He recalls how he was introduced to Balvin through Michael Brown, who produced Legalize. The two connected instantly and, before long, he joined Balvin on tour. “Then we made that record and we put it on him and Bad Bunny’s album,” he explains. “That was the only feature on the album, and that was the first high-level introduction of Reggaeton to Afrobeats ever. This was it, that was the moment that kind of opened the door.”
As follow-ups to his two projects, Accra to Lagos and Lagos to London, Mr Eazi previously teased that his next voyage would see him going from London to Kingston. His two releases before Legalize were the yardi/dancehall songs Falling For You with Blaq Jerzee and Harmonize, and before that, Walangolo with DJ Neptune and Konshens.
“That’s island music,” he says. “Those are songs that would’ve been on maybe London to Kingston, but I didn’t, that’s why you see them dropping like that. Maybe at one point another one will drop with a dancehall DJ, but I didn’t go that route with this album. But the journey now is a mental journey, it’s no more from one place to another. So the sonic direction of this album, I don’t even know how to explain it. There’s a reggae influence — the last song on the is reggae-influenced but it features the Soweto Gospel Choir.
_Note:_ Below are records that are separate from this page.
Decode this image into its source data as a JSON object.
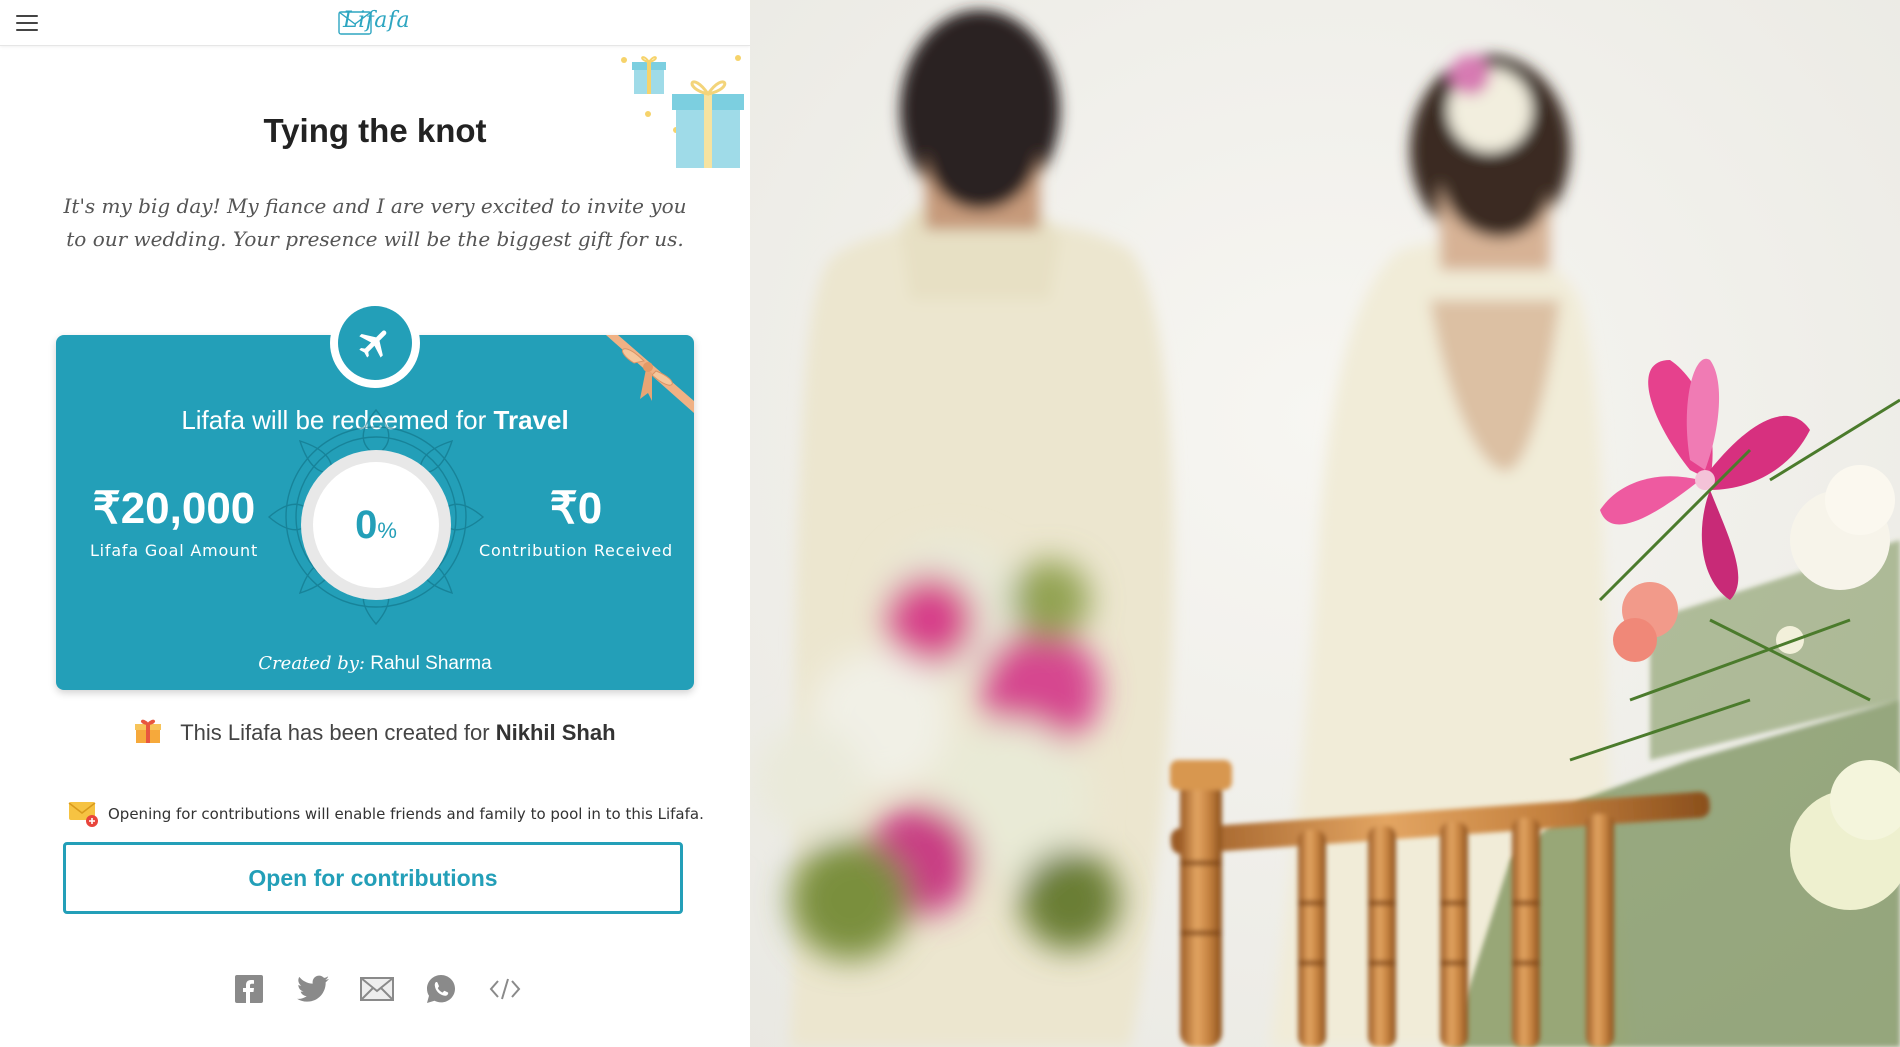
{
  "header": {
    "logo_text": "Lifafa",
    "menu_icon": "hamburger-menu-icon"
  },
  "event": {
    "title": "Tying the knot",
    "message": "It's my big day! My fiance and I are very excited to invite you to our wedding. Your presence will be the biggest gift for us."
  },
  "card": {
    "icon": "airplane-icon",
    "redeem_prefix": "Lifafa will be redeemed for",
    "redeem_category": "Travel",
    "goal_amount": "₹20,000",
    "goal_label": "Lifafa Goal Amount",
    "progress_value": "0",
    "progress_unit": "%",
    "progress_fraction": 0,
    "received_amount": "₹0",
    "received_label": "Contribution Received",
    "created_by_label": "Created by:",
    "created_by_name": "Rahul Sharma",
    "accent_color": "#239fb8"
  },
  "recipient": {
    "prefix": "This Lifafa has been created for",
    "name": "Nikhil Shah"
  },
  "contributions": {
    "hint": "Opening for contributions will enable friends and family to pool in to this Lifafa.",
    "button_label": "Open for contributions"
  },
  "share": {
    "icons": [
      "facebook-icon",
      "twitter-icon",
      "email-icon",
      "whatsapp-icon",
      "embed-code-icon"
    ]
  }
}
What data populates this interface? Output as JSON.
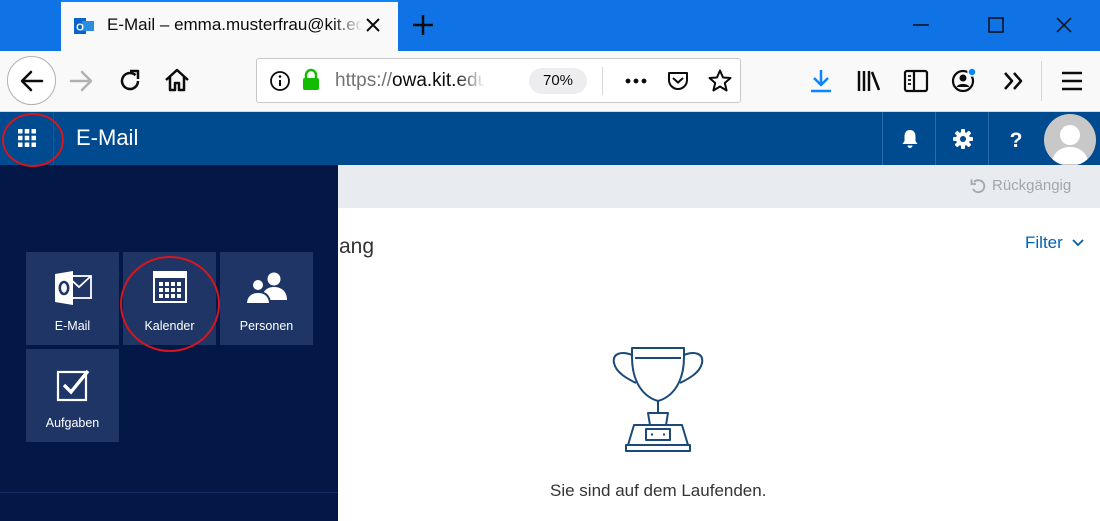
{
  "browser": {
    "tab_title": "E-Mail – emma.musterfrau@kit.edu",
    "url_scheme": "https://",
    "url_host": "owa.kit.edu",
    "zoom": "70%"
  },
  "owa": {
    "app_title": "E-Mail",
    "undo_label": "Rückgängig",
    "heading_fragment": "ang",
    "filter_label": "Filter",
    "empty_message": "Sie sind auf dem Laufenden."
  },
  "launcher": {
    "tiles": [
      {
        "label": "E-Mail",
        "icon": "outlook-mail-icon"
      },
      {
        "label": "Kalender",
        "icon": "calendar-icon"
      },
      {
        "label": "Personen",
        "icon": "people-icon"
      },
      {
        "label": "Aufgaben",
        "icon": "tasks-checkbox-icon"
      }
    ]
  },
  "colors": {
    "owa_header": "#004a8f",
    "launcher_bg": "#041848",
    "tile_bg": "#1e3566",
    "annotation": "#d6161c",
    "link": "#0063b1",
    "browser_accent": "#0a84ff"
  }
}
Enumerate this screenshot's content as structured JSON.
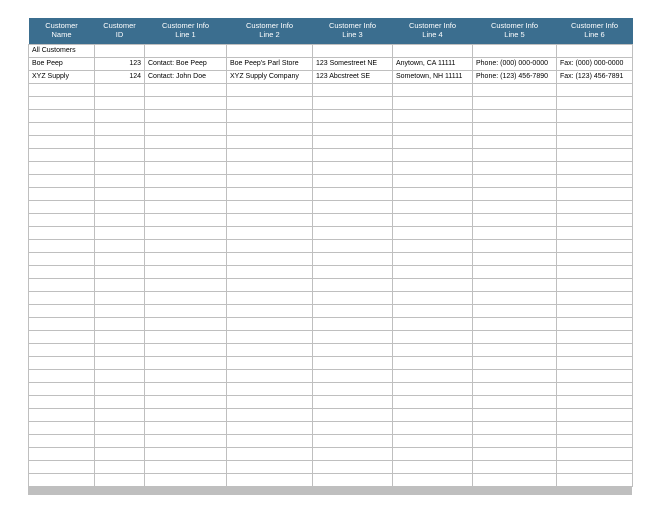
{
  "headers": [
    "Customer\nName",
    "Customer\nID",
    "Customer Info\nLine 1",
    "Customer Info\nLine 2",
    "Customer Info\nLine 3",
    "Customer Info\nLine 4",
    "Customer Info\nLine 5",
    "Customer Info\nLine 6"
  ],
  "rows": [
    {
      "name": "All Customers",
      "id": "",
      "c1": "",
      "c2": "",
      "c3": "",
      "c4": "",
      "c5": "",
      "c6": ""
    },
    {
      "name": "Boe Peep",
      "id": "123",
      "c1": "Contact: Boe Peep",
      "c2": "Boe Peep's Parl Store",
      "c3": "123 Somestreet NE",
      "c4": "Anytown, CA 11111",
      "c5": "Phone: (000) 000-0000",
      "c6": "Fax: (000) 000-0000"
    },
    {
      "name": "XYZ Supply",
      "id": "124",
      "c1": "Contact: John Doe",
      "c2": "XYZ Supply Company",
      "c3": "123 Abcstreet SE",
      "c4": "Sometown, NH 11111",
      "c5": "Phone: (123) 456-7890",
      "c6": "Fax: (123) 456-7891"
    }
  ],
  "empty_row_count": 31
}
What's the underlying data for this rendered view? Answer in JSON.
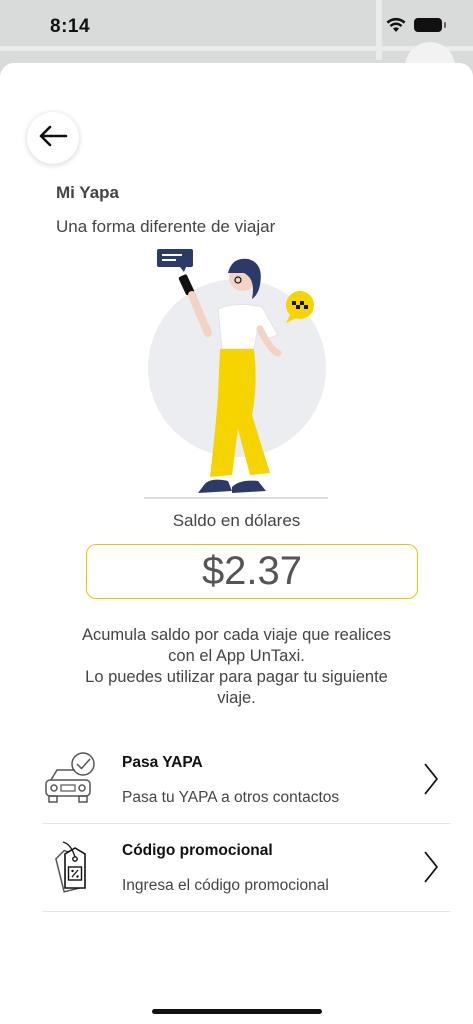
{
  "status_bar": {
    "time": "8:14"
  },
  "header": {
    "title": "Mi Yapa",
    "subtitle": "Una forma diferente de viajar"
  },
  "balance": {
    "label": "Saldo en dólares",
    "value": "$2.37"
  },
  "info": {
    "lines": [
      "Acumula saldo por cada viaje que realices",
      "con el App UnTaxi.",
      "Lo puedes utilizar para pagar tu siguiente",
      "viaje."
    ]
  },
  "options": [
    {
      "title": "Pasa YAPA",
      "description": "Pasa tu YAPA a otros contactos",
      "icon": "car-check-icon"
    },
    {
      "title": "Código promocional",
      "description": "Ingresa el código promocional",
      "icon": "discount-tag-icon"
    }
  ],
  "colors": {
    "accent": "#f5d400",
    "border_accent": "#e6c800",
    "text": "#444444"
  }
}
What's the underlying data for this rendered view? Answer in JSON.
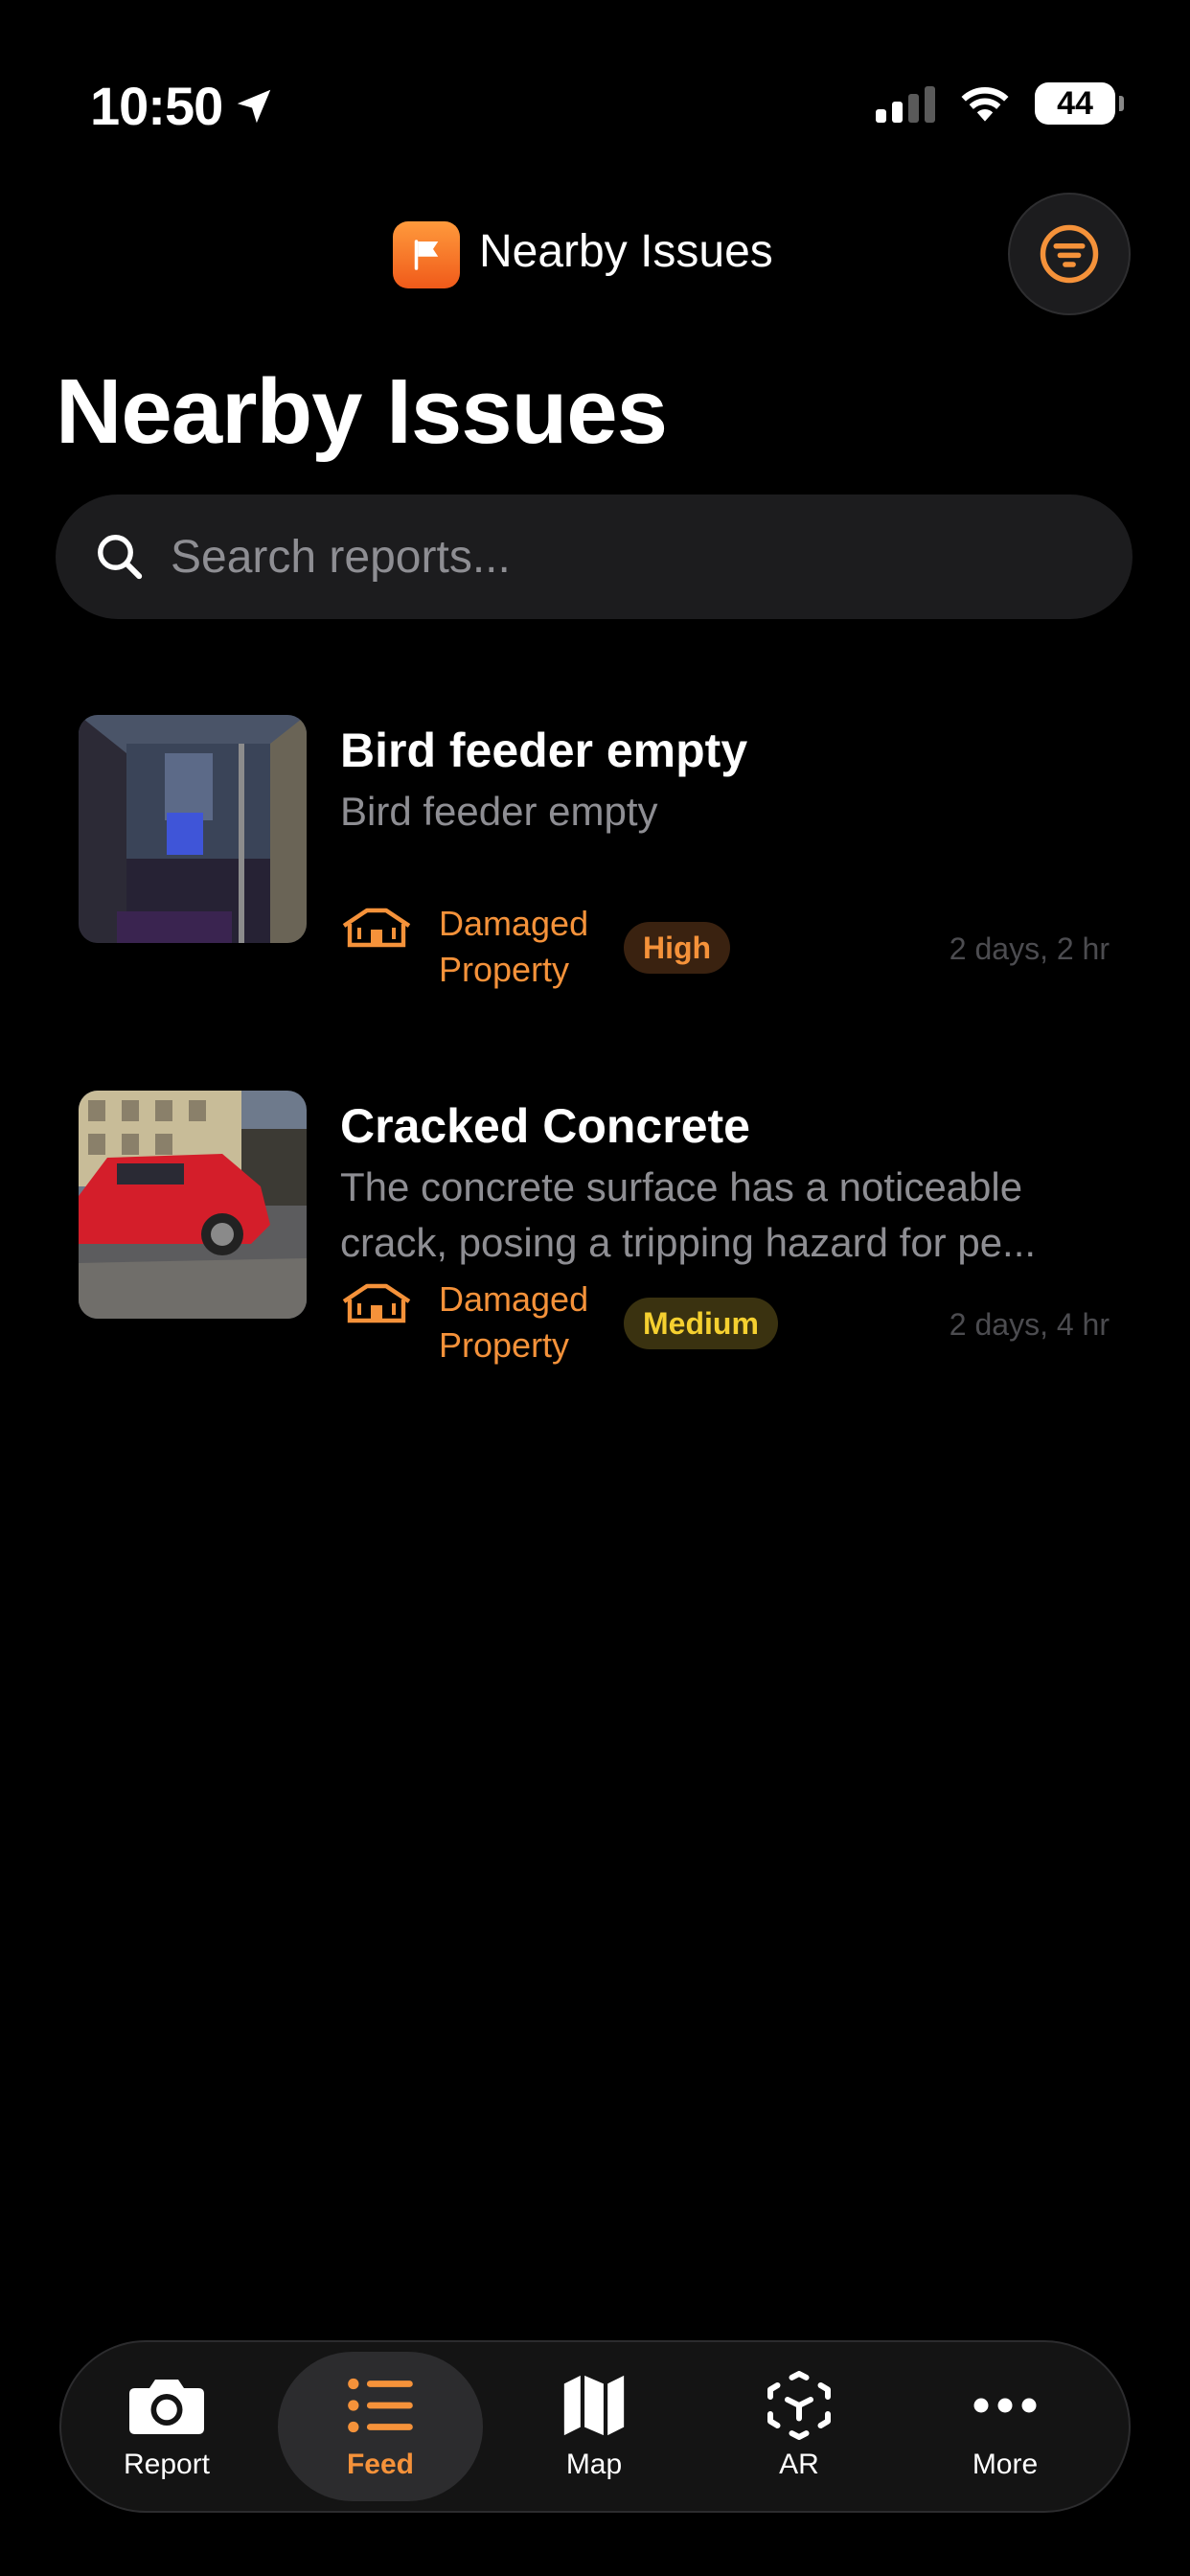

Then there’s Legalize which is like afro R&B. Then there’s other songs in between. All the songs that I’m making now are real to me. Everything is the pictures I want to paint.”